* _WHAT THIS TASK INVOLVES_
Your task is to print all of the entries exactly, though the pictures should not be included.

PROVIDED INFORMATION below:

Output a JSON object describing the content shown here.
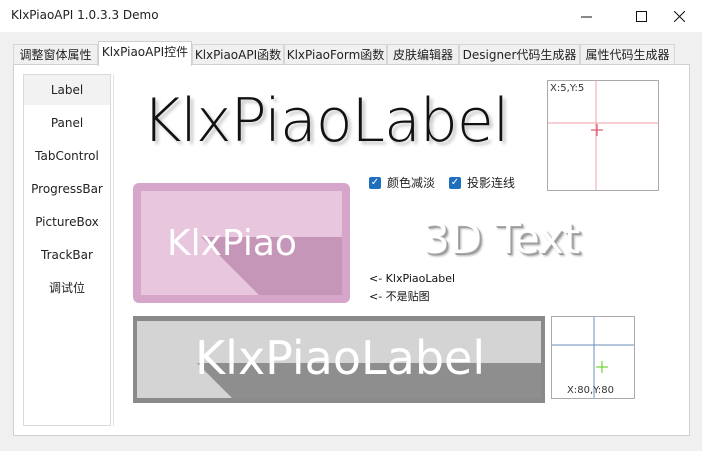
{
  "window": {
    "title": "KlxPiaoAPI 1.0.3.3 Demo"
  },
  "tabs": [
    {
      "label": "调整窗体属性"
    },
    {
      "label": "KlxPiaoAPI控件"
    },
    {
      "label": "KlxPiaoAPI函数"
    },
    {
      "label": "KlxPiaoForm函数"
    },
    {
      "label": "皮肤编辑器"
    },
    {
      "label": "Designer代码生成器"
    },
    {
      "label": "属性代码生成器"
    }
  ],
  "nav": [
    {
      "label": "Label"
    },
    {
      "label": "Panel"
    },
    {
      "label": "TabControl"
    },
    {
      "label": "ProgressBar"
    },
    {
      "label": "PictureBox"
    },
    {
      "label": "TrackBar"
    },
    {
      "label": "调试位"
    }
  ],
  "demo": {
    "big_label": "KlxPiaoLabel",
    "pink_label": "KlxPiao",
    "text3d": "3D Text",
    "gray_label": "KlxPiaoLabel",
    "note1": "<- KlxPiaoLabel",
    "note2": "<- 不是贴图",
    "coord_top": "X:5,Y:5",
    "coord_bottom": "X:80,Y:80",
    "check_color": "颜色减淡",
    "check_shadow": "投影连线"
  },
  "colors": {
    "accent": "#1f6fbf",
    "pink": "#d5a6c9",
    "crosshair_red": "#e05a6a",
    "crosshair_blue": "#6a8fb8",
    "crosshair_green": "#6fd23a"
  }
}
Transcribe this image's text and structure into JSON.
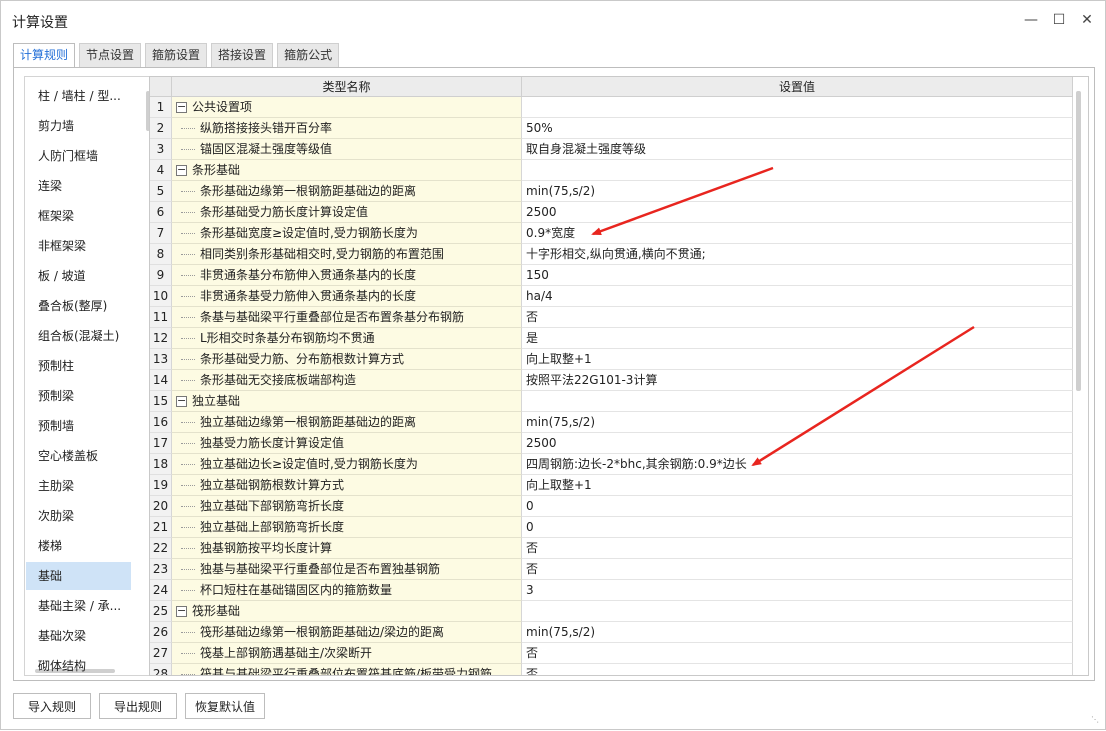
{
  "window": {
    "title": "计算设置"
  },
  "tabs": [
    {
      "label": "计算规则"
    },
    {
      "label": "节点设置"
    },
    {
      "label": "箍筋设置"
    },
    {
      "label": "搭接设置"
    },
    {
      "label": "箍筋公式"
    }
  ],
  "sidebar": {
    "items": [
      {
        "label": "柱 / 墙柱 / 型..."
      },
      {
        "label": "剪力墙"
      },
      {
        "label": "人防门框墙"
      },
      {
        "label": "连梁"
      },
      {
        "label": "框架梁"
      },
      {
        "label": "非框架梁"
      },
      {
        "label": "板 / 坡道"
      },
      {
        "label": "叠合板(整厚)"
      },
      {
        "label": "组合板(混凝土)"
      },
      {
        "label": "预制柱"
      },
      {
        "label": "预制梁"
      },
      {
        "label": "预制墙"
      },
      {
        "label": "空心楼盖板"
      },
      {
        "label": "主肋梁"
      },
      {
        "label": "次肋梁"
      },
      {
        "label": "楼梯"
      },
      {
        "label": "基础"
      },
      {
        "label": "基础主梁 / 承..."
      },
      {
        "label": "基础次梁"
      },
      {
        "label": "砌体结构"
      }
    ]
  },
  "grid": {
    "columns": {
      "num": "",
      "name": "类型名称",
      "value": "设置值"
    },
    "rows": [
      {
        "num": "1",
        "name": "公共设置项",
        "value": "",
        "group": true
      },
      {
        "num": "2",
        "name": "纵筋搭接接头错开百分率",
        "value": "50%"
      },
      {
        "num": "3",
        "name": "锚固区混凝土强度等级值",
        "value": "取自身混凝土强度等级"
      },
      {
        "num": "4",
        "name": "条形基础",
        "value": "",
        "group": true
      },
      {
        "num": "5",
        "name": "条形基础边缘第一根钢筋距基础边的距离",
        "value": "min(75,s/2)"
      },
      {
        "num": "6",
        "name": "条形基础受力筋长度计算设定值",
        "value": "2500"
      },
      {
        "num": "7",
        "name": "条形基础宽度≥设定值时,受力钢筋长度为",
        "value": "0.9*宽度"
      },
      {
        "num": "8",
        "name": "相同类别条形基础相交时,受力钢筋的布置范围",
        "value": "十字形相交,纵向贯通,横向不贯通;"
      },
      {
        "num": "9",
        "name": "非贯通条基分布筋伸入贯通条基内的长度",
        "value": "150"
      },
      {
        "num": "10",
        "name": "非贯通条基受力筋伸入贯通条基内的长度",
        "value": "ha/4"
      },
      {
        "num": "11",
        "name": "条基与基础梁平行重叠部位是否布置条基分布钢筋",
        "value": "否"
      },
      {
        "num": "12",
        "name": "L形相交时条基分布钢筋均不贯通",
        "value": "是"
      },
      {
        "num": "13",
        "name": "条形基础受力筋、分布筋根数计算方式",
        "value": "向上取整+1"
      },
      {
        "num": "14",
        "name": "条形基础无交接底板端部构造",
        "value": "按照平法22G101-3计算"
      },
      {
        "num": "15",
        "name": "独立基础",
        "value": "",
        "group": true
      },
      {
        "num": "16",
        "name": "独立基础边缘第一根钢筋距基础边的距离",
        "value": "min(75,s/2)"
      },
      {
        "num": "17",
        "name": "独基受力筋长度计算设定值",
        "value": "2500"
      },
      {
        "num": "18",
        "name": "独立基础边长≥设定值时,受力钢筋长度为",
        "value": "四周钢筋:边长-2*bhc,其余钢筋:0.9*边长"
      },
      {
        "num": "19",
        "name": "独立基础钢筋根数计算方式",
        "value": "向上取整+1"
      },
      {
        "num": "20",
        "name": "独立基础下部钢筋弯折长度",
        "value": "0"
      },
      {
        "num": "21",
        "name": "独立基础上部钢筋弯折长度",
        "value": "0"
      },
      {
        "num": "22",
        "name": "独基钢筋按平均长度计算",
        "value": "否"
      },
      {
        "num": "23",
        "name": "独基与基础梁平行重叠部位是否布置独基钢筋",
        "value": "否"
      },
      {
        "num": "24",
        "name": "杯口短柱在基础锚固区内的箍筋数量",
        "value": "3"
      },
      {
        "num": "25",
        "name": "筏形基础",
        "value": "",
        "group": true
      },
      {
        "num": "26",
        "name": "筏形基础边缘第一根钢筋距基础边/梁边的距离",
        "value": "min(75,s/2)"
      },
      {
        "num": "27",
        "name": "筏基上部钢筋遇基础主/次梁断开",
        "value": "否"
      },
      {
        "num": "28",
        "name": "筏基与基础梁平行重叠部位布置筏基底筋/板带受力钢筋",
        "value": "否"
      }
    ]
  },
  "buttons": {
    "import": "导入规则",
    "export": "导出规则",
    "restore": "恢复默认值"
  },
  "annotations": {
    "arrow_color": "#e8251f"
  }
}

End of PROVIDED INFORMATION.

* _SOLUTION FOR THIS TASK_
Output a JSON object describing the content shown here.
{
  "window": {
    "title": "KlxPiaoAPI 1.0.3.3 Demo"
  },
  "tabs": [
    {
      "label": "调整窗体属性"
    },
    {
      "label": "KlxPiaoAPI控件"
    },
    {
      "label": "KlxPiaoAPI函数"
    },
    {
      "label": "KlxPiaoForm函数"
    },
    {
      "label": "皮肤编辑器"
    },
    {
      "label": "Designer代码生成器"
    },
    {
      "label": "属性代码生成器"
    }
  ],
  "nav": [
    {
      "label": "Label"
    },
    {
      "label": "Panel"
    },
    {
      "label": "TabControl"
    },
    {
      "label": "ProgressBar"
    },
    {
      "label": "PictureBox"
    },
    {
      "label": "TrackBar"
    },
    {
      "label": "调试位"
    }
  ],
  "demo": {
    "big_label": "KlxPiaoLabel",
    "pink_label": "KlxPiao",
    "text3d": "3D Text",
    "gray_label": "KlxPiaoLabel",
    "note1": "<- KlxPiaoLabel",
    "note2": "<- 不是贴图",
    "coord_top": "X:5,Y:5",
    "coord_bottom": "X:80,Y:80",
    "check_color": "颜色减淡",
    "check_shadow": "投影连线"
  },
  "colors": {
    "accent": "#1f6fbf",
    "pink": "#d5a6c9",
    "crosshair_red": "#e05a6a",
    "crosshair_blue": "#6a8fb8",
    "crosshair_green": "#6fd23a"
  }
}
Transcribe this image's text and structure into JSON.
{
  "window": {
    "title": "计算设置"
  },
  "tabs": [
    {
      "label": "计算规则"
    },
    {
      "label": "节点设置"
    },
    {
      "label": "箍筋设置"
    },
    {
      "label": "搭接设置"
    },
    {
      "label": "箍筋公式"
    }
  ],
  "sidebar": {
    "items": [
      {
        "label": "柱 / 墙柱 / 型..."
      },
      {
        "label": "剪力墙"
      },
      {
        "label": "人防门框墙"
      },
      {
        "label": "连梁"
      },
      {
        "label": "框架梁"
      },
      {
        "label": "非框架梁"
      },
      {
        "label": "板 / 坡道"
      },
      {
        "label": "叠合板(整厚)"
      },
      {
        "label": "组合板(混凝土)"
      },
      {
        "label": "预制柱"
      },
      {
        "label": "预制梁"
      },
      {
        "label": "预制墙"
      },
      {
        "label": "空心楼盖板"
      },
      {
        "label": "主肋梁"
      },
      {
        "label": "次肋梁"
      },
      {
        "label": "楼梯"
      },
      {
        "label": "基础"
      },
      {
        "label": "基础主梁 / 承..."
      },
      {
        "label": "基础次梁"
      },
      {
        "label": "砌体结构"
      }
    ]
  },
  "grid": {
    "columns": {
      "num": "",
      "name": "类型名称",
      "value": "设置值"
    },
    "rows": [
      {
        "num": "1",
        "name": "公共设置项",
        "value": "",
        "group": true
      },
      {
        "num": "2",
        "name": "纵筋搭接接头错开百分率",
        "value": "50%"
      },
      {
        "num": "3",
        "name": "锚固区混凝土强度等级值",
        "value": "取自身混凝土强度等级"
      },
      {
        "num": "4",
        "name": "条形基础",
        "value": "",
        "group": true
      },
      {
        "num": "5",
        "name": "条形基础边缘第一根钢筋距基础边的距离",
        "value": "min(75,s/2)"
      },
      {
        "num": "6",
        "name": "条形基础受力筋长度计算设定值",
        "value": "2500"
      },
      {
        "num": "7",
        "name": "条形基础宽度≥设定值时,受力钢筋长度为",
        "value": "0.9*宽度"
      },
      {
        "num": "8",
        "name": "相同类别条形基础相交时,受力钢筋的布置范围",
        "value": "十字形相交,纵向贯通,横向不贯通;"
      },
      {
        "num": "9",
        "name": "非贯通条基分布筋伸入贯通条基内的长度",
        "value": "150"
      },
      {
        "num": "10",
        "name": "非贯通条基受力筋伸入贯通条基内的长度",
        "value": "ha/4"
      },
      {
        "num": "11",
        "name": "条基与基础梁平行重叠部位是否布置条基分布钢筋",
        "value": "否"
      },
      {
        "num": "12",
        "name": "L形相交时条基分布钢筋均不贯通",
        "value": "是"
      },
      {
        "num": "13",
        "name": "条形基础受力筋、分布筋根数计算方式",
        "value": "向上取整+1"
      },
      {
        "num": "14",
        "name": "条形基础无交接底板端部构造",
        "value": "按照平法22G101-3计算"
      },
      {
        "num": "15",
        "name": "独立基础",
        "value": "",
        "group": true
      },
      {
        "num": "16",
        "name": "独立基础边缘第一根钢筋距基础边的距离",
        "value": "min(75,s/2)"
      },
      {
        "num": "17",
        "name": "独基受力筋长度计算设定值",
        "value": "2500"
      },
      {
        "num": "18",
        "name": "独立基础边长≥设定值时,受力钢筋长度为",
        "value": "四周钢筋:边长-2*bhc,其余钢筋:0.9*边长"
      },
      {
        "num": "19",
        "name": "独立基础钢筋根数计算方式",
        "value": "向上取整+1"
      },
      {
        "num": "20",
        "name": "独立基础下部钢筋弯折长度",
        "value": "0"
      },
      {
        "num": "21",
        "name": "独立基础上部钢筋弯折长度",
        "value": "0"
      },
      {
        "num": "22",
        "name": "独基钢筋按平均长度计算",
        "value": "否"
      },
      {
        "num": "23",
        "name": "独基与基础梁平行重叠部位是否布置独基钢筋",
        "value": "否"
      },
      {
        "num": "24",
        "name": "杯口短柱在基础锚固区内的箍筋数量",
        "value": "3"
      },
      {
        "num": "25",
        "name": "筏形基础",
        "value": "",
        "group": true
      },
      {
        "num": "26",
        "name": "筏形基础边缘第一根钢筋距基础边/梁边的距离",
        "value": "min(75,s/2)"
      },
      {
        "num": "27",
        "name": "筏基上部钢筋遇基础主/次梁断开",
        "value": "否"
      },
      {
        "num": "28",
        "name": "筏基与基础梁平行重叠部位布置筏基底筋/板带受力钢筋",
        "value": "否"
      }
    ]
  },
  "buttons": {
    "import": "导入规则",
    "export": "导出规则",
    "restore": "恢复默认值"
  },
  "annotations": {
    "arrow_color": "#e8251f"
  }
}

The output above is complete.